The Charles Stark Draper Prize, the richest award in the engineering profession, will be bestowed annually beginning in the year 2000. The award will include a cash prize projected to be no less than $500,000. Since 1988, the National Academy of Engineering (NAE) has presented the prize every other year. NAE President William A. Wulf says he hopes the change "can help improve the public's understanding of the role that engineering plays in our daily lives." The Charles Stark Draper Laboratory Inc. (Cambridge, MA) endowed the prize. Its purpose is to recognize individuals whose outstanding engineering achievements have contributed to the well being and freedom of all humanity. Charles "Doc" Draper was the father of modern inertial guidance systems used in aircraft, space vehicles, strategic missiles, and submarines and the navigational system for Apollo missions.
The Dutch are known for their love of bicycling, and they’ve also long been early adopters of green-energy and smart-city technologies.
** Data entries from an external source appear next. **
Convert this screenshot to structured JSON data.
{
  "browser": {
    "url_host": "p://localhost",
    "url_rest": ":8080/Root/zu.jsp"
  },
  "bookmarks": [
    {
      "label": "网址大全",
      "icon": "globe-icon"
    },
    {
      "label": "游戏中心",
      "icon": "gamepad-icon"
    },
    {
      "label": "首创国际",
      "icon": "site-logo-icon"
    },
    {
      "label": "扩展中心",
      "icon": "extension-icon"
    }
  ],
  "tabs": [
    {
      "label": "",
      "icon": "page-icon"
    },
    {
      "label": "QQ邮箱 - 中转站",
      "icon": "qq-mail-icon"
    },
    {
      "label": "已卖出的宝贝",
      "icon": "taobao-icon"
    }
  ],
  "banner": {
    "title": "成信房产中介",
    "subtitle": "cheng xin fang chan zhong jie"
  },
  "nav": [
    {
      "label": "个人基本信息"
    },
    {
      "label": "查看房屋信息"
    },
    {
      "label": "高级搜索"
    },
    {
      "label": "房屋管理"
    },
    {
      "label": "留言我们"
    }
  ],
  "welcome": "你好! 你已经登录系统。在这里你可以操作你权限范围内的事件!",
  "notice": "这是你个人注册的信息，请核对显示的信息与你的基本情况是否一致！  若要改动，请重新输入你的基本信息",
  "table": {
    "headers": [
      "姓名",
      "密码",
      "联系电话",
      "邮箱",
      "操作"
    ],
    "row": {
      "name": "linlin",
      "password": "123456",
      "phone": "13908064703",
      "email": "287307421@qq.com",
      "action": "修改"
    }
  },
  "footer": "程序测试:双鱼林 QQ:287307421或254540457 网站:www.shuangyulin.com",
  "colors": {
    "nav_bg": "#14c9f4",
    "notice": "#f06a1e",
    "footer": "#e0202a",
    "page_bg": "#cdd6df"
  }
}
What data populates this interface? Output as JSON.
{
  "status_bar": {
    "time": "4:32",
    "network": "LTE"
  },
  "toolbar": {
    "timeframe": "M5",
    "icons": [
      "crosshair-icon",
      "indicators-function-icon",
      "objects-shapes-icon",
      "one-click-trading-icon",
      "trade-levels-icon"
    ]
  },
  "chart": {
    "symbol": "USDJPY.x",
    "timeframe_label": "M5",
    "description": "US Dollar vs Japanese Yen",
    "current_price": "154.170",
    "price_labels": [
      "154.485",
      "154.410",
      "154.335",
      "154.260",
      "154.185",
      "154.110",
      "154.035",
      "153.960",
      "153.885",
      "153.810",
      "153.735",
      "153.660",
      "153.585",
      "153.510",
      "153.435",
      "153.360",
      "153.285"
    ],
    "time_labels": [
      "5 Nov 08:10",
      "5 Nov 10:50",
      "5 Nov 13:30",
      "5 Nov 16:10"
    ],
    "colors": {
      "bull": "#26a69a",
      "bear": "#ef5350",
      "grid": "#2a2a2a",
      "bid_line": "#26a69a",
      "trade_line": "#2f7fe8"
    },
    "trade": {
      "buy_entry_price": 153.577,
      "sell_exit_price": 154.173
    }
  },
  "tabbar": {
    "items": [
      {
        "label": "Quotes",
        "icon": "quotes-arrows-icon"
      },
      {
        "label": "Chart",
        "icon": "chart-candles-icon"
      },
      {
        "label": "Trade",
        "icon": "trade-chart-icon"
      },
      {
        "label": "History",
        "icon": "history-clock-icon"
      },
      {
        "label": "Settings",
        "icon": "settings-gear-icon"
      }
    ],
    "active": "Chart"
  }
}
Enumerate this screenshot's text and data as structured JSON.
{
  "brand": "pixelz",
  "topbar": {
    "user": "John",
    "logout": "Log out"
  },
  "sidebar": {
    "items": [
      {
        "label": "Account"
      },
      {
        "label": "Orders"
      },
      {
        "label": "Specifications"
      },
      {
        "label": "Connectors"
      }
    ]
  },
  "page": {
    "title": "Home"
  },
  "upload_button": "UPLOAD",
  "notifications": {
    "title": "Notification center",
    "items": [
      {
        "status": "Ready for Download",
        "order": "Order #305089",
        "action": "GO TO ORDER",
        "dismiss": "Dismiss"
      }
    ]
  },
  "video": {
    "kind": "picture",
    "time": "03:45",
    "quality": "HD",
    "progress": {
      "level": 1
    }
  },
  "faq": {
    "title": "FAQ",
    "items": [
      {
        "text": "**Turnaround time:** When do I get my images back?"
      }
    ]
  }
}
So it seems fitting that a town in which painter Vincent van Gogh once lived has given him a very Dutch-like tribute -- a bike path lit by a special smart paint in the style of the artist's “Starry Night” painting.
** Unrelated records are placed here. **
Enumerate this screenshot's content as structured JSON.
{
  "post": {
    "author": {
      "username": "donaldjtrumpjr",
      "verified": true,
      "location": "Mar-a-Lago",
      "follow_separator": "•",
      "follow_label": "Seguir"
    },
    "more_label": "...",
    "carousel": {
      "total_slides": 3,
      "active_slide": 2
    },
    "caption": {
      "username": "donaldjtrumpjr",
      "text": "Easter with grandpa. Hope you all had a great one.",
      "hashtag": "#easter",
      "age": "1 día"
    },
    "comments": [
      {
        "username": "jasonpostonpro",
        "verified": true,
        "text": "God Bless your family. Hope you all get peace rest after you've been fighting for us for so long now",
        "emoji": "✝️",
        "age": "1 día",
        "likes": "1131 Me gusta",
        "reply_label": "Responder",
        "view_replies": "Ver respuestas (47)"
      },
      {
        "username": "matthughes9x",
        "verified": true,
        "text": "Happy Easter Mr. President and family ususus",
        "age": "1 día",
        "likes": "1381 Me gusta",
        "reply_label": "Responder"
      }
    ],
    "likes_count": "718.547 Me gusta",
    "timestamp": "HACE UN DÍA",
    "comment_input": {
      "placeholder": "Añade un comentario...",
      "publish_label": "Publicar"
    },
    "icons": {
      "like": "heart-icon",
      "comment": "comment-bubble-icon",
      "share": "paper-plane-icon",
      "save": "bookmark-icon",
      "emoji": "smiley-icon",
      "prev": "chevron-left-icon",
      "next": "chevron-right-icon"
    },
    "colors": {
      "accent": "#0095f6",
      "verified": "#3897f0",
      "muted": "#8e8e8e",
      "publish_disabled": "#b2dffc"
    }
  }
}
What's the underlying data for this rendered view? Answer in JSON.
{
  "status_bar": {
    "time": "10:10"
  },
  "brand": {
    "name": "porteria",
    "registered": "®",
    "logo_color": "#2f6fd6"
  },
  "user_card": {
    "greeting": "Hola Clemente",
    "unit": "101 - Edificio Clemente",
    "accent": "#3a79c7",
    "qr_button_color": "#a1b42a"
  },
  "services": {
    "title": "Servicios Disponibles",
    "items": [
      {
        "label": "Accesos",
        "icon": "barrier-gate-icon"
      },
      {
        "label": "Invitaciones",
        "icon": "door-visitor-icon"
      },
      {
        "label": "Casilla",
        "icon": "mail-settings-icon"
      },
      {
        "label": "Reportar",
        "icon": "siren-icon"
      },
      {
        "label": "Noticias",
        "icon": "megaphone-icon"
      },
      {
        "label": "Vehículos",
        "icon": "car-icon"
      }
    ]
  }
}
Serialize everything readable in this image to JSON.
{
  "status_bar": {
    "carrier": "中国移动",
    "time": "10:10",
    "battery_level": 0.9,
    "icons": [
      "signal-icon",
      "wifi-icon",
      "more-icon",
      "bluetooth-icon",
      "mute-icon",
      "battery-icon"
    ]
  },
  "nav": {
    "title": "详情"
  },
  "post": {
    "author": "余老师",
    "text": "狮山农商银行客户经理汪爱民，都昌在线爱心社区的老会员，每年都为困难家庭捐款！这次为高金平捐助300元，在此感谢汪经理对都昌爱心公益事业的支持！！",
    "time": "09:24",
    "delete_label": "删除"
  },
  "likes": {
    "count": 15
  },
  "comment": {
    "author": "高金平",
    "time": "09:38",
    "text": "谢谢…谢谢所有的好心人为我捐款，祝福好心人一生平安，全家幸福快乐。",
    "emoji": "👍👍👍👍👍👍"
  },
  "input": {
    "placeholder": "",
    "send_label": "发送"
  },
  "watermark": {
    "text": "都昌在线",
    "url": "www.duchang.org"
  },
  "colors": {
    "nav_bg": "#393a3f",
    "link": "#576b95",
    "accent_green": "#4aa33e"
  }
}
For decades, engineers have worked to combat erosion by developing high-strength alloys, composites, and surface coatings. However, in a new paper, a team at Jilin University in China turned to one of the most deadly animals in the world for inspiration -- the yellow fat-backed scorpion.
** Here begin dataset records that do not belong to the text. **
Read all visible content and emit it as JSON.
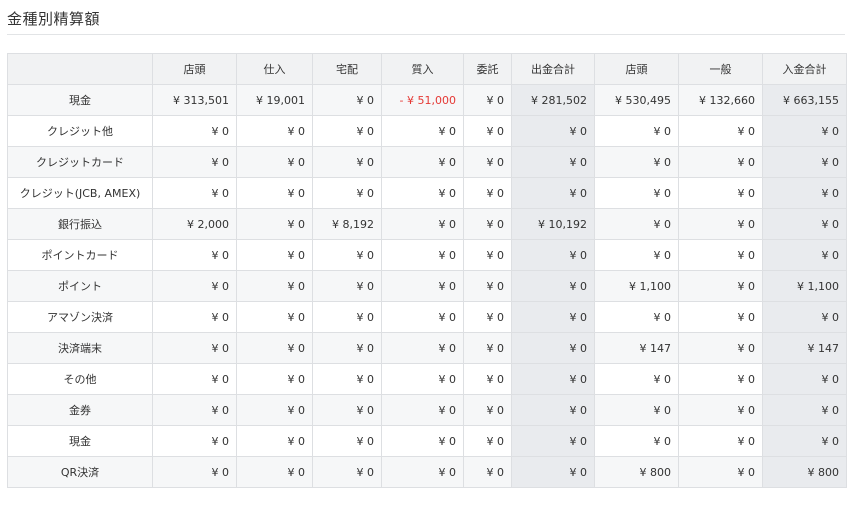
{
  "page": {
    "title": "金種別精算額"
  },
  "table": {
    "columns": [
      "",
      "店頭",
      "仕入",
      "宅配",
      "質入",
      "委託",
      "出金合計",
      "店頭",
      "一般",
      "入金合計"
    ],
    "rows": [
      {
        "label": "現金",
        "cells": [
          "¥ 313,501",
          "¥ 19,001",
          "¥ 0",
          "- ¥ 51,000",
          "¥ 0",
          "¥ 281,502",
          "¥ 530,495",
          "¥ 132,660",
          "¥ 663,155"
        ]
      },
      {
        "label": "クレジット他",
        "cells": [
          "¥ 0",
          "¥ 0",
          "¥ 0",
          "¥ 0",
          "¥ 0",
          "¥ 0",
          "¥ 0",
          "¥ 0",
          "¥ 0"
        ]
      },
      {
        "label": "クレジットカード",
        "cells": [
          "¥ 0",
          "¥ 0",
          "¥ 0",
          "¥ 0",
          "¥ 0",
          "¥ 0",
          "¥ 0",
          "¥ 0",
          "¥ 0"
        ]
      },
      {
        "label": "クレジット(JCB, AMEX)",
        "cells": [
          "¥ 0",
          "¥ 0",
          "¥ 0",
          "¥ 0",
          "¥ 0",
          "¥ 0",
          "¥ 0",
          "¥ 0",
          "¥ 0"
        ]
      },
      {
        "label": "銀行振込",
        "cells": [
          "¥ 2,000",
          "¥ 0",
          "¥ 8,192",
          "¥ 0",
          "¥ 0",
          "¥ 10,192",
          "¥ 0",
          "¥ 0",
          "¥ 0"
        ]
      },
      {
        "label": "ポイントカード",
        "cells": [
          "¥ 0",
          "¥ 0",
          "¥ 0",
          "¥ 0",
          "¥ 0",
          "¥ 0",
          "¥ 0",
          "¥ 0",
          "¥ 0"
        ]
      },
      {
        "label": "ポイント",
        "cells": [
          "¥ 0",
          "¥ 0",
          "¥ 0",
          "¥ 0",
          "¥ 0",
          "¥ 0",
          "¥ 1,100",
          "¥ 0",
          "¥ 1,100"
        ]
      },
      {
        "label": "アマゾン決済",
        "cells": [
          "¥ 0",
          "¥ 0",
          "¥ 0",
          "¥ 0",
          "¥ 0",
          "¥ 0",
          "¥ 0",
          "¥ 0",
          "¥ 0"
        ]
      },
      {
        "label": "決済端末",
        "cells": [
          "¥ 0",
          "¥ 0",
          "¥ 0",
          "¥ 0",
          "¥ 0",
          "¥ 0",
          "¥ 147",
          "¥ 0",
          "¥ 147"
        ]
      },
      {
        "label": "その他",
        "cells": [
          "¥ 0",
          "¥ 0",
          "¥ 0",
          "¥ 0",
          "¥ 0",
          "¥ 0",
          "¥ 0",
          "¥ 0",
          "¥ 0"
        ]
      },
      {
        "label": "金券",
        "cells": [
          "¥ 0",
          "¥ 0",
          "¥ 0",
          "¥ 0",
          "¥ 0",
          "¥ 0",
          "¥ 0",
          "¥ 0",
          "¥ 0"
        ]
      },
      {
        "label": "現金",
        "cells": [
          "¥ 0",
          "¥ 0",
          "¥ 0",
          "¥ 0",
          "¥ 0",
          "¥ 0",
          "¥ 0",
          "¥ 0",
          "¥ 0"
        ]
      },
      {
        "label": "QR決済",
        "cells": [
          "¥ 0",
          "¥ 0",
          "¥ 0",
          "¥ 0",
          "¥ 0",
          "¥ 0",
          "¥ 800",
          "¥ 0",
          "¥ 800"
        ]
      }
    ]
  },
  "colors": {
    "negative": "#e53935",
    "total_column_bg": "#e9ebee",
    "header_bg": "#f1f2f3"
  }
}
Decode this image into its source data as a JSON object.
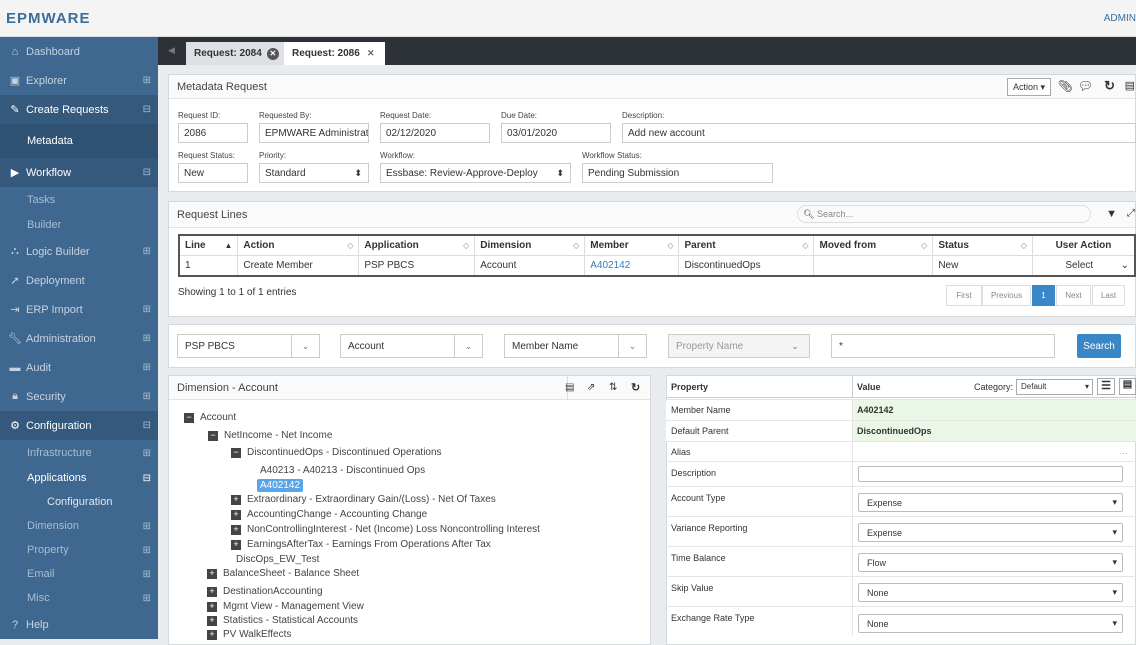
{
  "app": {
    "logo": "EPMWARE",
    "user": "ADMIN"
  },
  "sidebar": {
    "dashboard": "Dashboard",
    "explorer": "Explorer",
    "create_requests": "Create Requests",
    "metadata": "Metadata",
    "workflow": "Workflow",
    "tasks": "Tasks",
    "builder": "Builder",
    "logic_builder": "Logic Builder",
    "deployment": "Deployment",
    "erp_import": "ERP Import",
    "administration": "Administration",
    "audit": "Audit",
    "security": "Security",
    "configuration": "Configuration",
    "infrastructure": "Infrastructure",
    "applications": "Applications",
    "configuration_sub": "Configuration",
    "dimension": "Dimension",
    "property": "Property",
    "email": "Email",
    "misc": "Misc",
    "help": "Help",
    "toggle_plus": "⊞",
    "toggle_minus": "⊟"
  },
  "tabs": [
    {
      "label": "Request: 2084"
    },
    {
      "label": "Request: 2086"
    }
  ],
  "metadata_request": {
    "title": "Metadata Request",
    "action_label": "Action ▾",
    "fields": {
      "request_id_label": "Request ID:",
      "request_id": "2086",
      "requested_by_label": "Requested By:",
      "requested_by": "EPMWARE Administrati",
      "request_date_label": "Request Date:",
      "request_date": "02/12/2020",
      "due_date_label": "Due Date:",
      "due_date": "03/01/2020",
      "description_label": "Description:",
      "description": "Add new account",
      "status_label": "Request Status:",
      "status": "New",
      "priority_label": "Priority:",
      "priority": "Standard",
      "workflow_label": "Workflow:",
      "workflow": "Essbase: Review-Approve-Deploy",
      "workflow_status_label": "Workflow Status:",
      "workflow_status": "Pending Submission"
    }
  },
  "request_lines": {
    "title": "Request Lines",
    "search_placeholder": "Search...",
    "columns": [
      "Line",
      "Action",
      "Application",
      "Dimension",
      "Member",
      "Parent",
      "Moved from",
      "Status",
      "User Action"
    ],
    "rows": [
      [
        "1",
        "Create Member",
        "PSP PBCS",
        "Account",
        "A402142",
        "DiscontinuedOps",
        "",
        "New",
        "Select"
      ]
    ],
    "showing": "Showing 1 to 1 of 1 entries",
    "pager": [
      "First",
      "Previous",
      "1",
      "Next",
      "Last"
    ]
  },
  "filters": {
    "application": "PSP PBCS",
    "dimension": "Account",
    "member_name": "Member Name",
    "property_name": "Property Name",
    "search_value": "*",
    "search_button": "Search"
  },
  "tree_panel": {
    "title": "Dimension - Account",
    "nodes": [
      "Account",
      "NetIncome - Net Income",
      "DiscontinuedOps - Discontinued Operations",
      "A40213 - A40213 - Discontinued Ops",
      "A402142",
      "Extraordinary - Extraordinary Gain/(Loss) - Net Of Taxes",
      "AccountingChange - Accounting Change",
      "NonControllingInterest - Net (Income) Loss Noncontrolling Interest",
      "EarningsAfterTax - Earnings From Operations After Tax",
      "DiscOps_EW_Test",
      "BalanceSheet - Balance Sheet",
      "DestinationAccounting",
      "Mgmt View - Management View",
      "Statistics - Statistical Accounts",
      "PV WalkEffects"
    ]
  },
  "properties": {
    "col_property": "Property",
    "col_value": "Value",
    "category_label": "Category:",
    "category": "Default",
    "rows": [
      {
        "name": "Member Name",
        "value": "A402142"
      },
      {
        "name": "Default Parent",
        "value": "DiscontinuedOps"
      },
      {
        "name": "Alias",
        "value": ""
      },
      {
        "name": "Description",
        "value": ""
      },
      {
        "name": "Account Type",
        "value": "Expense"
      },
      {
        "name": "Variance Reporting",
        "value": "Expense"
      },
      {
        "name": "Time Balance",
        "value": "Flow"
      },
      {
        "name": "Skip Value",
        "value": "None"
      },
      {
        "name": "Exchange Rate Type",
        "value": "None"
      }
    ]
  },
  "colors": {
    "sidebar": "#3e688f",
    "accent": "#3a87c8",
    "highlight_row": "#eaf6e6"
  }
}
Focus on Fundamentals consists of 45-minute on-line classes that cover a host of technologies. You learn without leaving the comfort of your desk. All classes are taught by subject-matter experts and all are archived. So if you can't attend live, attend at your convenience.